sdk_components block is a bit difference than what is commonly shown on the web for Android (including in the official documentation as of this writing). There is a TravisCI linting tool for testing configurations, and it warns for the more typical android configuration. Note that
TERM=dumb is necessary to have clean Gradle log output.
There are a few assumed pre-conditions. Obviously the project is using Gradle, and specifically the Gradle wrapper. I always find using the wrapper rather than the system Gradle makes configuring the build much simpler. I also typically have Jake Wharton’s SDK Manager Plugin in the build, but that is not strictly necessary if you are only depending on the latest platform version. TravisCI will include the latest platform by default when the language is set to android.
I generally prefer a rapid feedback loop over all else when it comes to CI, including perhaps comprehensive testing of devices & flavors. By default TravisCI runs on every commit to every branch, which really helps catch mistakes early. Although TravisCI can run multiple emulators, I use only 1 to keep the build as short as possible. I also generally run the tests against one specific build variant rather than all variants as shown above. That cuts the build time significantly.
- See the TravisCI Android official documentation, which is slightly out of date but covers more advanced functionality such as running a matrix of emulators
- I love having a live build status image out of the box.
- Saving artifacts (test reports, apks, proguard mapping files) is a bit less robust than Jenkins, but pushing files to S3 is a simple option.
- Setting up notifications (email, irc, hipchat, etc) is straightforward

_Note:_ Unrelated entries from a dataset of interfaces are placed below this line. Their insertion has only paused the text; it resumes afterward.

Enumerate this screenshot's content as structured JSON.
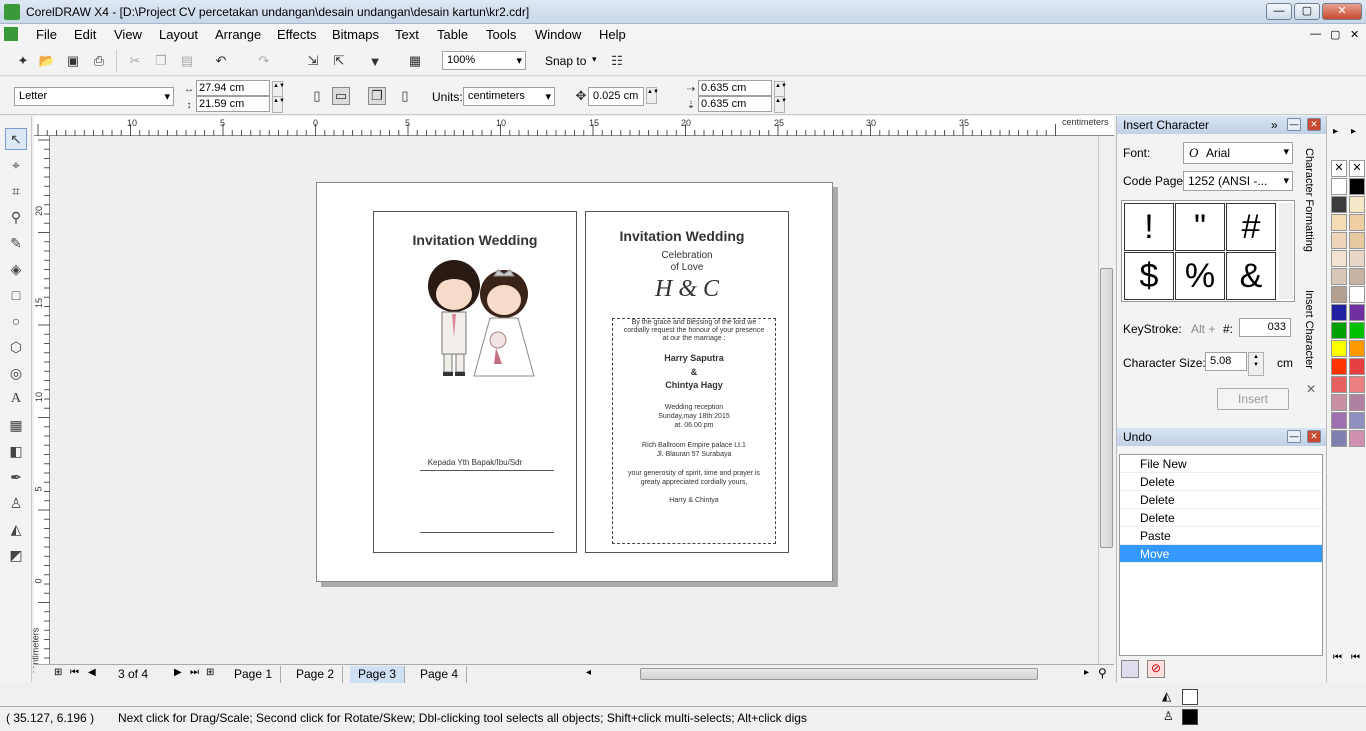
{
  "window": {
    "title": "CorelDRAW X4 - [D:\\Project CV percetakan undangan\\desain undangan\\desain kartun\\kr2.cdr]",
    "min": "—",
    "max": "▢",
    "close": "✕"
  },
  "menu": [
    "File",
    "Edit",
    "View",
    "Layout",
    "Arrange",
    "Effects",
    "Bitmaps",
    "Text",
    "Table",
    "Tools",
    "Window",
    "Help"
  ],
  "toolbar1": {
    "zoom": "100%",
    "snap": "Snap to"
  },
  "toolbar2": {
    "paper": "Letter",
    "width": "27.94 cm",
    "height": "21.59 cm",
    "units_label": "Units:",
    "units": "centimeters",
    "nudge": "0.025 cm",
    "dup_x": "0.635 cm",
    "dup_y": "0.635 cm"
  },
  "ruler": {
    "h_ticks": [
      "10",
      "5",
      "0",
      "5",
      "10",
      "15",
      "20",
      "25",
      "30",
      "35"
    ],
    "h_unit": "centimeters",
    "v_ticks": [
      "20",
      "15",
      "10",
      "5",
      "0"
    ],
    "v_unit": "centimeters"
  },
  "card_left": {
    "title": "Invitation Wedding",
    "to_label": "Kepada Yth Bapak/Ibu/Sdr"
  },
  "card_right": {
    "title": "Invitation Wedding",
    "sub1": "Celebration",
    "sub2": "of Love",
    "monogram": "H & C",
    "lines": [
      "By the grace and blessing of the lord we",
      "cordially request the honour of your presence",
      "at our the marriage :"
    ],
    "groom": "Harry Saputra",
    "amp": "&",
    "bride": "Chintya Hagy",
    "event": [
      "Wedding reception",
      "Sunday,may 18th 2015",
      "at. 06.00 pm"
    ],
    "venue": [
      "Rich Ballroom Empire palace Lt.1",
      "Jl. Blauran 57 Surabaya"
    ],
    "closing": [
      "your generosity of spirit, time and prayer is",
      "greaty appreciated cordially yours,"
    ],
    "sign": "Harry & Chintya"
  },
  "pages": {
    "counter": "3 of 4",
    "tabs": [
      "Page 1",
      "Page 2",
      "Page 3",
      "Page 4"
    ],
    "active": 2
  },
  "status": {
    "coords": "( 35.127, 6.196 )",
    "hint": "Next click for Drag/Scale; Second click for Rotate/Skew; Dbl-clicking tool selects all objects; Shift+click multi-selects; Alt+click digs"
  },
  "insert_char": {
    "title": "Insert Character",
    "font_label": "Font:",
    "font": "Arial",
    "codepage_label": "Code Page:",
    "codepage": "1252  (ANSI -...",
    "glyphs": [
      "!",
      "\"",
      "#",
      "$",
      "%",
      "&"
    ],
    "keystroke_label": "KeyStroke:",
    "alt": "Alt +",
    "hash": "#:",
    "code": "033",
    "size_label": "Character Size:",
    "size": "5.08",
    "unit": "cm",
    "insert": "Insert"
  },
  "undo": {
    "title": "Undo",
    "items": [
      "File New",
      "Delete",
      "Delete",
      "Delete",
      "Paste",
      "Move"
    ],
    "selected": 5
  },
  "side_tabs": [
    "Character Formatting",
    "Insert Character"
  ],
  "palette": [
    "#ffffff",
    "#000000",
    "#3c3c3c",
    "#f6e9c8",
    "#f4dcb4",
    "#efcfa2",
    "#eed5b7",
    "#e8c8a0",
    "#f2e2d0",
    "#e9d6c6",
    "#d9c7b8",
    "#c8b2a2",
    "#b4a090",
    "#ffffff",
    "#2020a0",
    "#7030a0",
    "#00a000",
    "#00c000",
    "#ffff00",
    "#ff9900",
    "#ff3300",
    "#e84040",
    "#e86060",
    "#ec8080",
    "#c890a0",
    "#b080a0",
    "#a070b0",
    "#9090c0",
    "#8080b0",
    "#d090b0"
  ]
}
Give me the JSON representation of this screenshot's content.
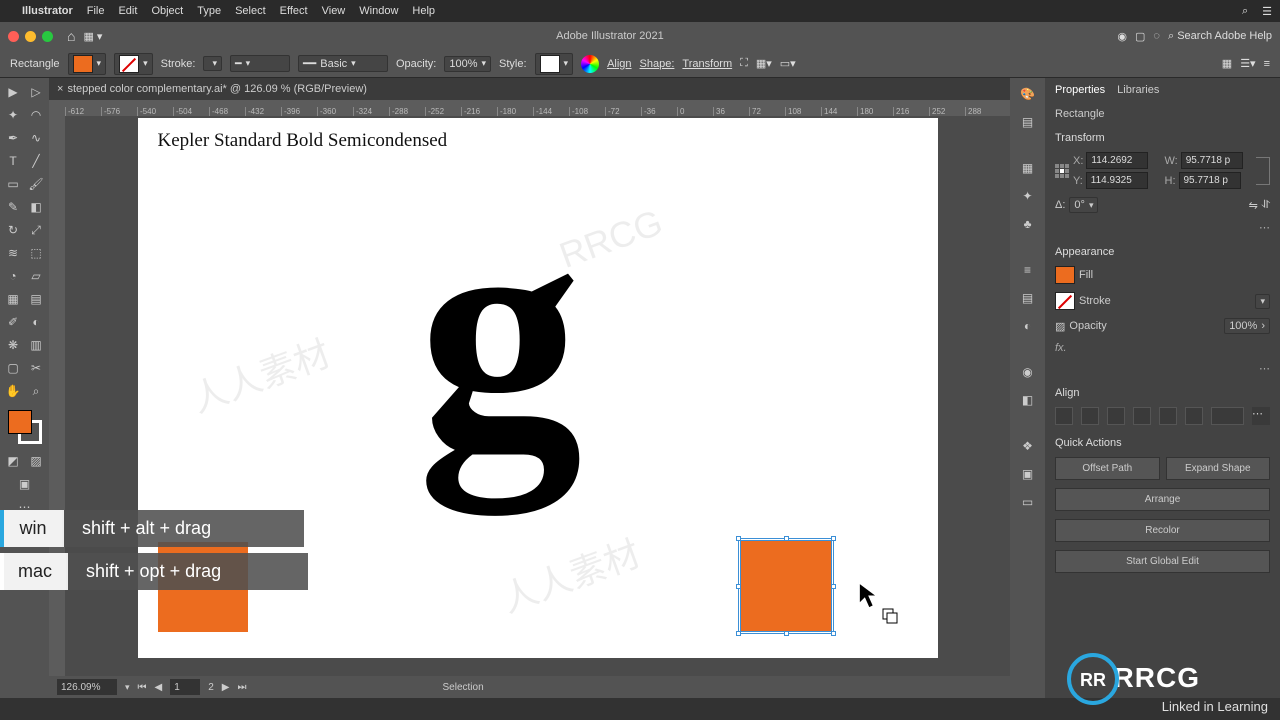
{
  "app": {
    "title": "Adobe Illustrator 2021",
    "menus": [
      "Illustrator",
      "File",
      "Edit",
      "Object",
      "Type",
      "Select",
      "Effect",
      "View",
      "Window",
      "Help"
    ],
    "search_placeholder": "Search Adobe Help"
  },
  "controlbar": {
    "shape_name": "Rectangle",
    "stroke_label": "Stroke:",
    "stroke_weight": "",
    "brush_label": "Basic",
    "opacity_label": "Opacity:",
    "opacity_value": "100%",
    "style_label": "Style:",
    "align_label": "Align",
    "shape_btn": "Shape:",
    "transform_btn": "Transform"
  },
  "document": {
    "tab_label": "stepped color complementary.ai* @ 126.09 % (RGB/Preview)",
    "title_text": "Kepler Standard Bold Semicondensed",
    "big_letter": "g",
    "ruler_ticks": [
      "-612",
      "-576",
      "-540",
      "-504",
      "-468",
      "-432",
      "-396",
      "-360",
      "-324",
      "-288",
      "-252",
      "-216",
      "-180",
      "-144",
      "-108",
      "-72",
      "-36",
      "0",
      "36",
      "72",
      "108",
      "144",
      "180",
      "216",
      "252",
      "288"
    ]
  },
  "statusbar": {
    "zoom": "126.09%",
    "artboard_nav": "1",
    "artboard_total": "2",
    "mode": "Selection"
  },
  "properties": {
    "tabs": [
      "Properties",
      "Libraries"
    ],
    "obj_type": "Rectangle",
    "transform_label": "Transform",
    "x_label": "X:",
    "x_val": "114.2692",
    "y_label": "Y:",
    "y_val": "114.9325",
    "w_label": "W:",
    "w_val": "95.7718 p",
    "h_label": "H:",
    "h_val": "95.7718 p",
    "angle_label": "Δ:",
    "angle_val": "0°",
    "appearance_label": "Appearance",
    "fill_label": "Fill",
    "stroke_label": "Stroke",
    "opacity_label": "Opacity",
    "opacity_val": "100%",
    "fx_label": "fx.",
    "align_label": "Align",
    "quick_actions_label": "Quick Actions",
    "qa_buttons": [
      "Offset Path",
      "Expand Shape",
      "Arrange",
      "Recolor",
      "Start Global Edit"
    ]
  },
  "overlay": {
    "win_label": "win",
    "win_combo": "shift + alt + drag",
    "mac_label": "mac",
    "mac_combo": "shift + opt + drag"
  },
  "colors": {
    "orange": "#ec6c1f"
  },
  "brand": {
    "lil": "Linked in Learning",
    "rrcg": "RRCG"
  }
}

- TravisCI has a great setup for injecting secure environment variables in the build (APK signing key, api keys, etc)